This article by Ray Spitzenberger first appeared in IMAGES for November 19, 2020, East Bernard Express, East Bernard, Texas.
A few days ago, one of my granddaughters came by the house and told me I looked cool, because I had a “mullet” haircut!
“What’s that?” I asked.
After she explained the trendy hair style to me, I explained to her that in desperation I had to cut my own hair, and the results were an accident! Even before the onslaught of COVID19, I was a quasi-shut-in who waited a long time between cuts to go to the barber (located only about five blocks from my house); but with the quarantine because of the virus, I had no choice but to cut my own hair.
She was very kind to call it a “mullet’ cut, because it was actually an unintentional cross between a “mullet,” an “undercut,” and a “Mohawk.” “Scalped” might be a more appropriate term. Truth be known, I kind of like my new self-inflicted haircut! I explained to my granddaughter that at first I used a long comb with embedded razor blades, but as my hair was shaping up, I got bolder, and took the clippers to create this unique look, — it all happened through impatience and ineptness.

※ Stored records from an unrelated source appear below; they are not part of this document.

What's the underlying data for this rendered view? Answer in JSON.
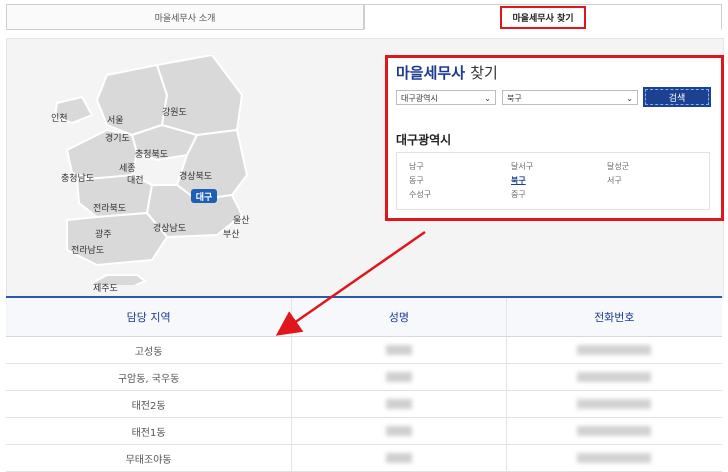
{
  "tabs": [
    {
      "label": "마을세무사 소개",
      "active": false
    },
    {
      "label": "마을세무사 찾기",
      "active": true
    }
  ],
  "map": {
    "labels": {
      "incheon": "인천",
      "seoul": "서울",
      "gangwon": "강원도",
      "gyeonggi": "경기도",
      "chungbuk": "충청북도",
      "sejong": "세종",
      "chungnam": "충청남도",
      "daejeon": "대전",
      "gyeongbuk": "경상북도",
      "jeonbuk": "전라북도",
      "daegu": "대구",
      "ulsan": "울산",
      "gyeongnam": "경상남도",
      "busan": "부산",
      "gwangju": "광주",
      "jeonnam": "전라남도",
      "jeju": "제주도"
    }
  },
  "finder": {
    "title_main": "마을세무사",
    "title_suffix": "찾기",
    "city_select": "대구광역시",
    "district_select": "북구",
    "search_label": "검색",
    "region_title": "대구광역시",
    "districts": [
      "남구",
      "달서구",
      "달성군",
      "동구",
      "북구",
      "서구",
      "수성구",
      "중구"
    ],
    "active_district": "북구"
  },
  "table": {
    "headers": [
      "담당 지역",
      "성명",
      "전화번호"
    ],
    "rows": [
      {
        "area": "고성동"
      },
      {
        "area": "구암동, 국우동"
      },
      {
        "area": "태전2동"
      },
      {
        "area": "태전1동"
      },
      {
        "area": "무태조야동"
      }
    ]
  },
  "colors": {
    "accent_red": "#e0161c",
    "brand_blue": "#1d4191",
    "title_blue": "#1d3c8f"
  }
}
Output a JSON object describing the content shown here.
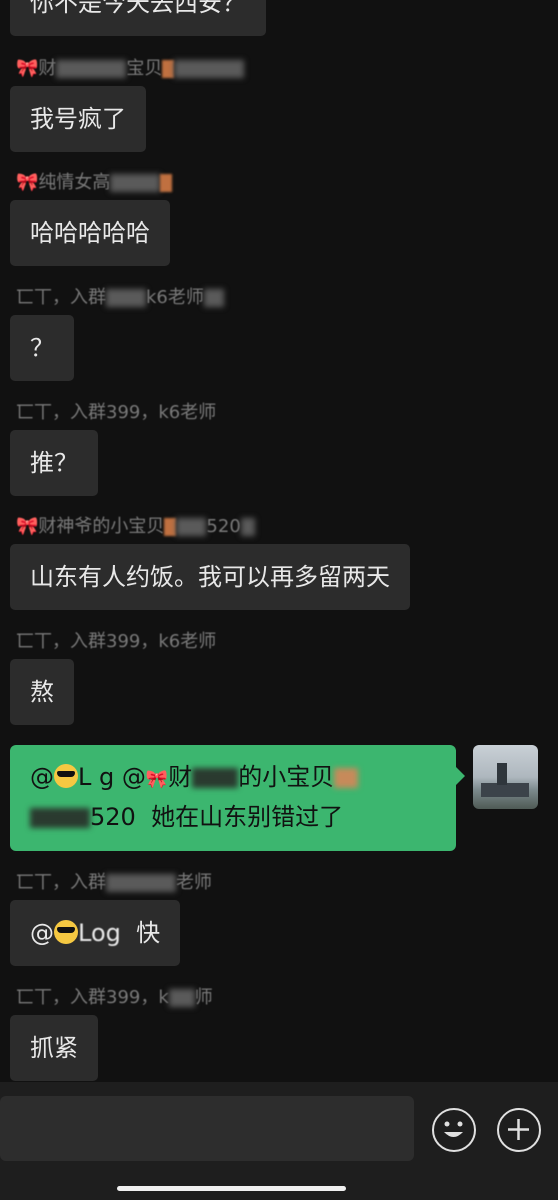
{
  "messages": [
    {
      "sender": "",
      "text": "你不是今天去西安？"
    },
    {
      "sender": "🎀财",
      "sender_tail": "宝贝",
      "text": "我号疯了"
    },
    {
      "sender": "🎀纯情女高",
      "text": "哈哈哈哈哈"
    },
    {
      "sender": "匸丅，入群",
      "sender_tail": "k6老师",
      "text": "？"
    },
    {
      "sender": "匸丅，入群399，k6老师",
      "text": "推？"
    },
    {
      "sender": "🎀财神爷的小宝贝",
      "sender_tail": "520",
      "text": "山东有人约饭。我可以再多留两天"
    },
    {
      "sender": "匸丅，入群399，k6老师",
      "text": "熬"
    },
    {
      "sender": "匸丅，入群",
      "sender_tail": "老师",
      "text_prefix": "@",
      "mention": "Log",
      "text": "快"
    },
    {
      "sender": "匸丅，入群399，k",
      "sender_tail": "师",
      "text": "抓紧"
    }
  ],
  "sent_message": {
    "line1_prefix": "@",
    "line1_name": "L  g @",
    "line1_name2": "财",
    "line1_tail": "的小宝贝",
    "line2_tail": "520",
    "line2_text": "她在山东别错过了"
  },
  "colors": {
    "background": "#111111",
    "bubble_received": "#2c2c2c",
    "bubble_sent": "#3cb66f",
    "text": "#e8e8e8"
  },
  "icons": [
    "emoji-face-icon",
    "plus-icon"
  ]
}
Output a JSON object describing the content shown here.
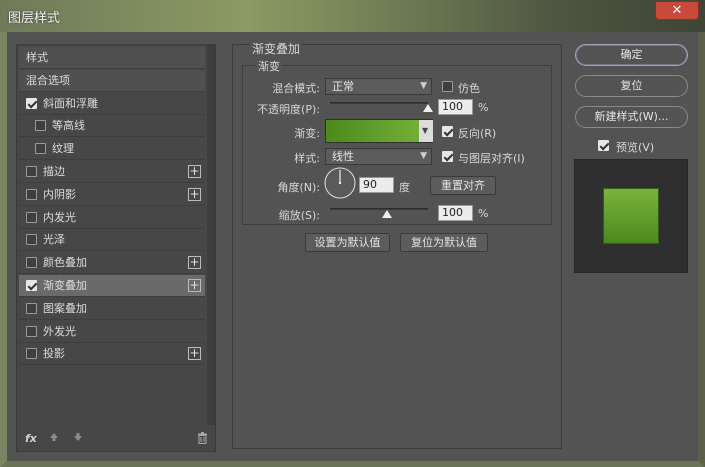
{
  "window": {
    "title": "图层样式",
    "close_glyph": "✕"
  },
  "left_panel": {
    "items": [
      {
        "label": "样式",
        "checkbox": false,
        "checked": false,
        "plus": false,
        "header": true
      },
      {
        "label": "混合选项",
        "checkbox": false,
        "checked": false,
        "plus": false,
        "header": true
      },
      {
        "label": "斜面和浮雕",
        "checkbox": true,
        "checked": true,
        "plus": false
      },
      {
        "label": "等高线",
        "checkbox": true,
        "checked": false,
        "plus": false,
        "indent": true
      },
      {
        "label": "纹理",
        "checkbox": true,
        "checked": false,
        "plus": false,
        "indent": true
      },
      {
        "label": "描边",
        "checkbox": true,
        "checked": false,
        "plus": true
      },
      {
        "label": "内阴影",
        "checkbox": true,
        "checked": false,
        "plus": true
      },
      {
        "label": "内发光",
        "checkbox": true,
        "checked": false,
        "plus": false
      },
      {
        "label": "光泽",
        "checkbox": true,
        "checked": false,
        "plus": false
      },
      {
        "label": "颜色叠加",
        "checkbox": true,
        "checked": false,
        "plus": true
      },
      {
        "label": "渐变叠加",
        "checkbox": true,
        "checked": true,
        "plus": true,
        "selected": true
      },
      {
        "label": "图案叠加",
        "checkbox": true,
        "checked": false,
        "plus": false
      },
      {
        "label": "外发光",
        "checkbox": true,
        "checked": false,
        "plus": false
      },
      {
        "label": "投影",
        "checkbox": true,
        "checked": false,
        "plus": true
      }
    ],
    "fx_label": "fx",
    "icons": [
      "fx-icon",
      "move-up-icon",
      "move-down-icon",
      "trash-icon"
    ]
  },
  "main": {
    "group_title": "渐变叠加",
    "sub_title": "渐变",
    "blend_mode": {
      "label": "混合模式:",
      "value": "正常"
    },
    "dither": {
      "label": "仿色",
      "checked": false
    },
    "opacity": {
      "label": "不透明度(P):",
      "value": "100",
      "unit": "%",
      "level": 100
    },
    "gradient": {
      "label": "渐变:",
      "color_start": "#4c8a1e",
      "color_end": "#79b33a"
    },
    "reverse": {
      "label": "反向(R)",
      "checked": true
    },
    "style": {
      "label": "样式:",
      "value": "线性"
    },
    "align_layer": {
      "label": "与图层对齐(I)",
      "checked": true
    },
    "angle": {
      "label": "角度(N):",
      "value": "90",
      "unit": "度",
      "degrees": 90
    },
    "reset_align_button": "重置对齐",
    "scale": {
      "label": "缩放(S):",
      "value": "100",
      "unit": "%",
      "level": 100
    },
    "set_default_button": "设置为默认值",
    "reset_default_button": "复位为默认值"
  },
  "right_panel": {
    "ok_button": "确定",
    "reset_button": "复位",
    "new_style_button": "新建样式(W)...",
    "preview": {
      "label": "预览(V)",
      "checked": true
    }
  },
  "colors": {
    "accent_green": "#6aa82e",
    "close_red": "#c94a3b"
  }
}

Now, the more I look at myself in the mirror, the more I like the look, — perhaps it’s a tad more “Mohawk” than “mullet.” I like it probably because it reminds me of the good old days when my “Penny-saved, penny earned” daddy would put a bowl on my head and give me a trim. Already then, I hated going to the barbershop and much preferred my “daddy-cut.” As I got older, I had to beg him to save a quarter and cut my hair at home, and his frugal nature would always motivate him to oblige.
Just as popular among men in 2020 is the “grunge-style, long-haired look,” which, of course is a much easier look to achieve and maintain. However, I like the Mohawk much better than the long, grungy, “stranded-on-a-desert-island” look. Other trendy hairdo’s for men are the man’s bun, the pony tail, and the mullet with a pony tail. Not one of these would be an option for me, as I prefer less hair rather than more hair.
Back in the good old days, cutting hair was an art passed on down from father to son until the Texas State Board of Barber Examiners was created in 1929. Since then, barbers have had to go to barber school to get certified as a “chirotonsor.” I don’t know what it cost to go to barber school back in the good old days, but today, going through any good school for barbers would cost you $6,000 to $10,000, which doesn’t seem like a terrible cost when you consider how much money a barber can potentially make. Believe me, I am not against barbers, their job is hard work, I just don’t like getting haircuts.
That has been true throughout my adult life, — getting a haircut was always up there with getting a root canal job at the dentist. No doubt this is the reason, when, starting my career as a high school teacher, I would regularly receive a large comb from my students for Christmas and why one high school Senior willed his comb to me in their Senior Will. When I started teaching in college, college students, on the other hand, must have seen my unkempt hair as “normal,” because I never received the gift of a comb, large or small, from a college class in my twenty-two years of teaching in college. Perhaps by then I was beginning to get bald.
No doubt growing up a country boy in the idyllic little rural Texas town of Dime Box, I learned to feel no constraints, neither tonsorial nor voguish, to be dapper. So it didn’t matter whether your hair was long or short, your clothes, grody or natty, you were free to get on your horse, or, if you didn’t own a horse, as in my case, your bicycle, and ride full throttle across the meadow with your hair blowing, or bristling, in the wind!
Ray Spitzenberger is a retired WCJC teacher, a retired LCMS pastor, and author of two books, It Must Be the Noodles and Open Prairies.